910 NoiseHeavy on improvisation and full of energetic cosmic bluster, noise art can be compared to birth. An ugly little thing violently squirming in its own filthy ooze, noise art often emerges as a complex orchestra of aural neurotransmitters, body mass, and bloody tissue. In other words, noise takes on shape. 910 Noise is a collective of artists who sculpt with noise and performance. The use of traditional instruments in radically untraditional ways often produces their unique visions of sight and sound. Like with any avant-garde artist, the final piece is not necessarily the elevated importance so much as the action of creating is. It is in this determination that gives noise its artistic value.

Area code noise has been creeping its way into art galleries and small, usually dark, bars since around 2001—according to Alex Murphy of Bootleg Magazine, the original area code noise started in Richmond, Virginia and is known as 804noise. The purpose of most area code noise collectives is to perpetuate and collaborate with artists of similar vision who share a willingness to expand the fundamental noise-properties of musical instruments, sex toys, and anything else that might be used to create sound. Ryan Lewis is the founder of 910 Noise, out of Wilmington, North Carolina, and he places highest power on artistic expression and to demonstrate "creative diversity while melding art and sound."

In its rawest form, noise can be painful or pleasantly absent but live performance is quintessential to the concept (which is why this month's music offering is in the form of a streaming video, rather than an .mp3). Stage presence is like framing the painting. In our correspondence, Ryan said of performance "Some of the artists during live performance report out of body/ mind experiences from the high intense energetic massive walls of sound..." This is a fitting description because on so many levels noise is exploding through the placenta of normalcy into a world where, like it or not, evolution is the only law. —ES

910 Noise's new album, 910 Compilation v.3, has been produced by Ryan Lewis' Obscura Art and Records in conjunction with Ack Recordings. You can buy it through Paypal here:

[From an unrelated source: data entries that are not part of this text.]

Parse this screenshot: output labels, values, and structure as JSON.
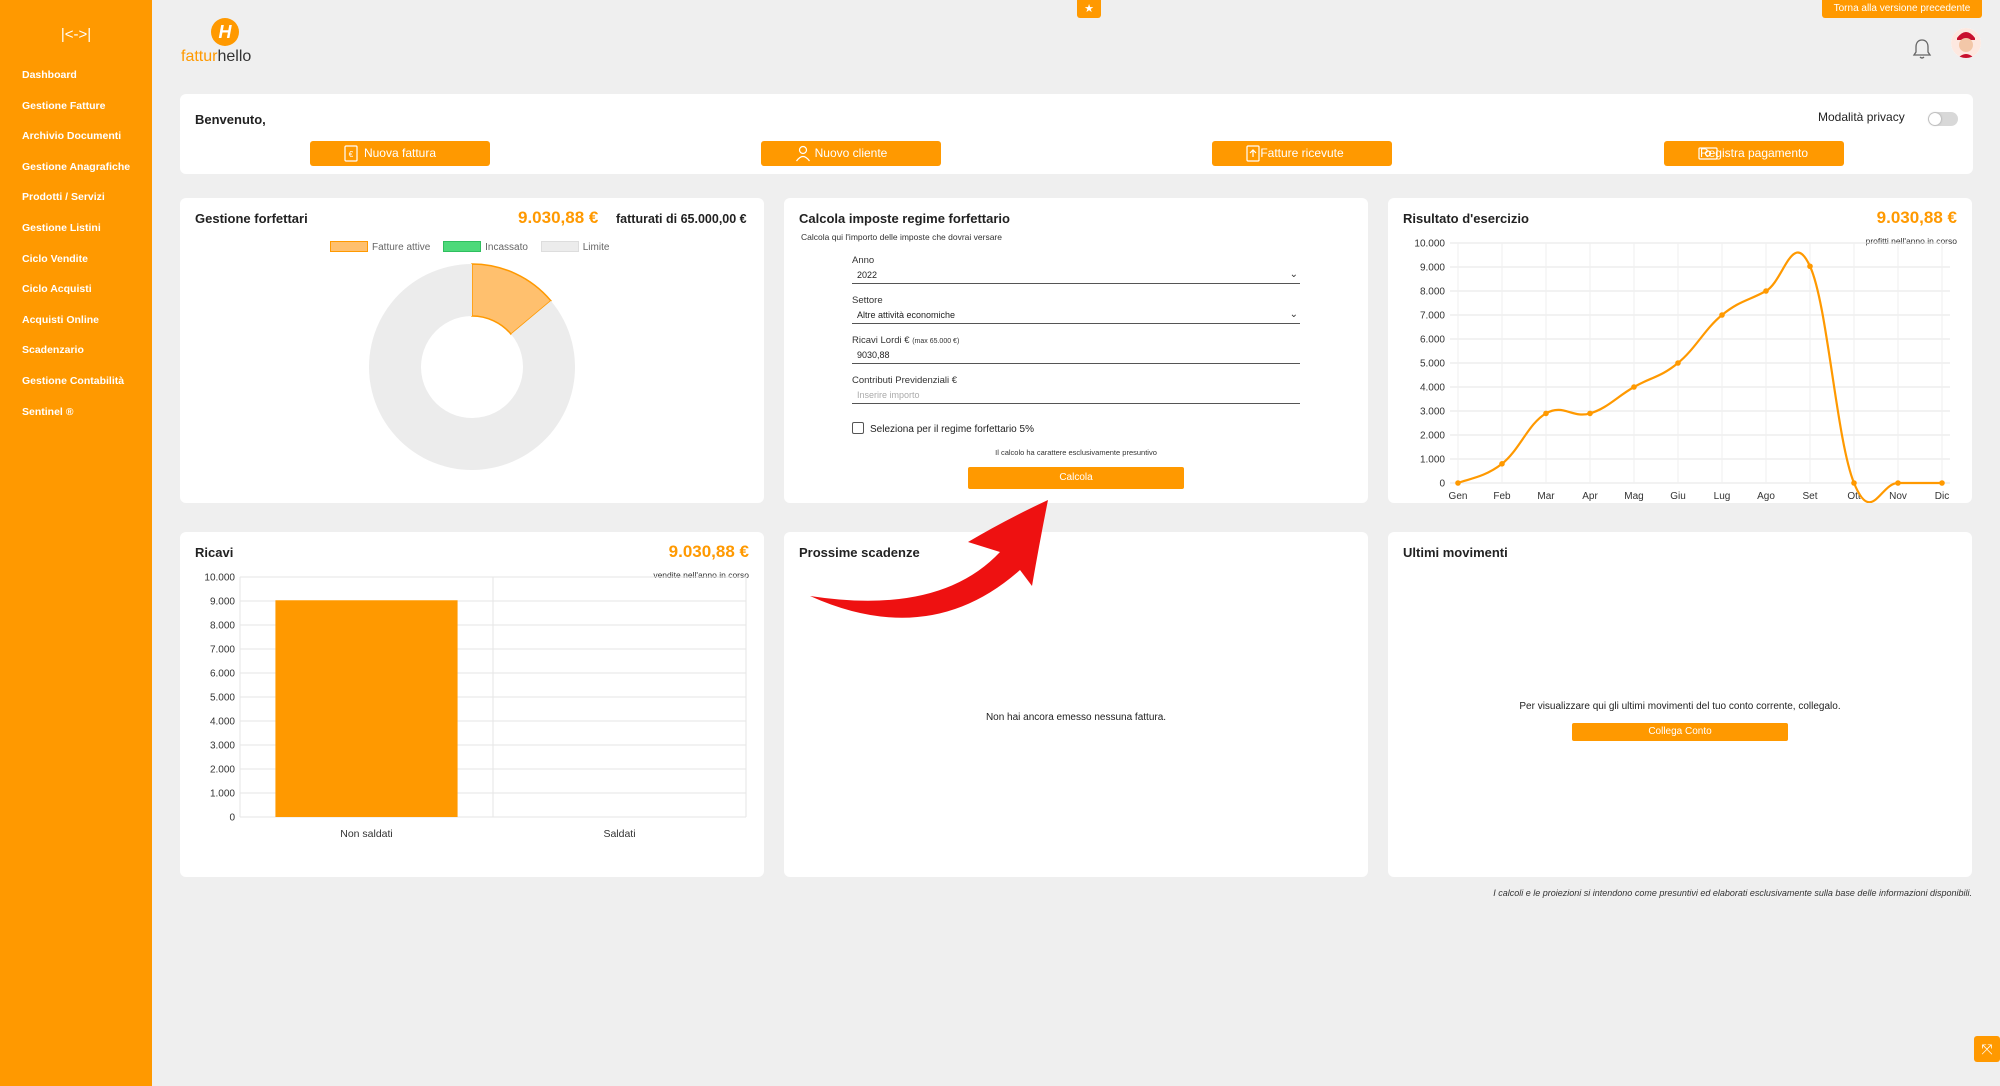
{
  "colors": {
    "accent": "#ff9900",
    "donut_limit": "#ececec",
    "donut_active": "#ffc06e",
    "incassato": "#4dd97a",
    "arrow": "#ee1111"
  },
  "sidebar": {
    "collapse_label": "|<->|",
    "items": [
      {
        "label": "Dashboard"
      },
      {
        "label": "Gestione Fatture"
      },
      {
        "label": "Archivio Documenti"
      },
      {
        "label": "Gestione Anagrafiche"
      },
      {
        "label": "Prodotti / Servizi"
      },
      {
        "label": "Gestione Listini"
      },
      {
        "label": "Ciclo Vendite"
      },
      {
        "label": "Ciclo Acquisti"
      },
      {
        "label": "Acquisti Online"
      },
      {
        "label": "Scadenzario"
      },
      {
        "label": "Gestione Contabilità"
      },
      {
        "label": "Sentinel ®"
      }
    ]
  },
  "header": {
    "logo_prefix": "fattur",
    "logo_suffix": "hello",
    "logo_mark": "H",
    "back_button": "Torna alla versione precedente",
    "icons": [
      "star-icon",
      "bell-icon",
      "avatar"
    ]
  },
  "welcome": {
    "title": "Benvenuto,",
    "privacy_label": "Modalità privacy",
    "privacy_on": false,
    "actions": [
      {
        "label": "Nuova fattura",
        "icon": "invoice-euro-icon"
      },
      {
        "label": "Nuovo cliente",
        "icon": "user-icon"
      },
      {
        "label": "Fatture ricevute",
        "icon": "upload-doc-icon"
      },
      {
        "label": "Registra pagamento",
        "icon": "money-icon"
      }
    ]
  },
  "forfettari": {
    "title": "Gestione forfettari",
    "value": "9.030,88 €",
    "subtitle": "fatturati di 65.000,00 €",
    "legend": [
      "Fatture attive",
      "Incassato",
      "Limite"
    ]
  },
  "calcola": {
    "title": "Calcola imposte regime forfettario",
    "subtitle": "Calcola qui l'importo delle imposte che dovrai versare",
    "anno_label": "Anno",
    "anno_value": "2022",
    "settore_label": "Settore",
    "settore_value": "Altre attività economiche",
    "ricavi_label": "Ricavi Lordi €",
    "ricavi_hint": "(max 65.000 €)",
    "ricavi_value": "9030,88",
    "contributi_label": "Contributi Previdenziali €",
    "contributi_placeholder": "Inserire importo",
    "checkbox_label": "Seleziona per il regime forfettario 5%",
    "checkbox_checked": false,
    "note": "Il calcolo ha carattere esclusivamente presuntivo",
    "button": "Calcola"
  },
  "risultato": {
    "title": "Risultato d'esercizio",
    "value": "9.030,88 €",
    "note": "profitti nell'anno in corso"
  },
  "ricavi": {
    "title": "Ricavi",
    "value": "9.030,88 €",
    "note": "vendite nell'anno in corso"
  },
  "scadenze": {
    "title": "Prossime scadenze",
    "empty": "Non hai ancora emesso nessuna fattura."
  },
  "movimenti": {
    "title": "Ultimi movimenti",
    "message": "Per visualizzare qui gli ultimi movimenti del tuo conto corrente, collegalo.",
    "button": "Collega Conto"
  },
  "footer": {
    "disclaimer": "I calcoli e le proiezioni si intendono come presuntivi ed elaborati esclusivamente sulla base delle informazioni disponibili."
  },
  "chart_data": [
    {
      "type": "pie",
      "variant": "doughnut",
      "labels": [
        "Fatture attive",
        "Incassato",
        "Limite"
      ],
      "values": [
        9030.88,
        0,
        55969.12
      ],
      "total": 65000
    },
    {
      "type": "line",
      "categories": [
        "Gen",
        "Feb",
        "Mar",
        "Apr",
        "Mag",
        "Giu",
        "Lug",
        "Ago",
        "Set",
        "Ott",
        "Nov",
        "Dic"
      ],
      "values": [
        0,
        800,
        2900,
        2900,
        4000,
        5000,
        7000,
        8000,
        9030.88,
        0,
        0,
        0
      ],
      "ylim": [
        0,
        10000
      ],
      "yticks": [
        "0",
        "1.000",
        "2.000",
        "3.000",
        "4.000",
        "5.000",
        "6.000",
        "7.000",
        "8.000",
        "9.000",
        "10.000"
      ],
      "grid": true
    },
    {
      "type": "bar",
      "categories": [
        "Non saldati",
        "Saldati"
      ],
      "values": [
        9030.88,
        0
      ],
      "ylim": [
        0,
        10000
      ],
      "yticks": [
        "0",
        "1.000",
        "2.000",
        "3.000",
        "4.000",
        "5.000",
        "6.000",
        "7.000",
        "8.000",
        "9.000",
        "10.000"
      ],
      "grid": true
    }
  ]
}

But immediately before you buy that, check out 910 Noise member The Pony Gropers, presented to you by the miracle of videographic technology, by clicking on the pretty words below:

E-mail this article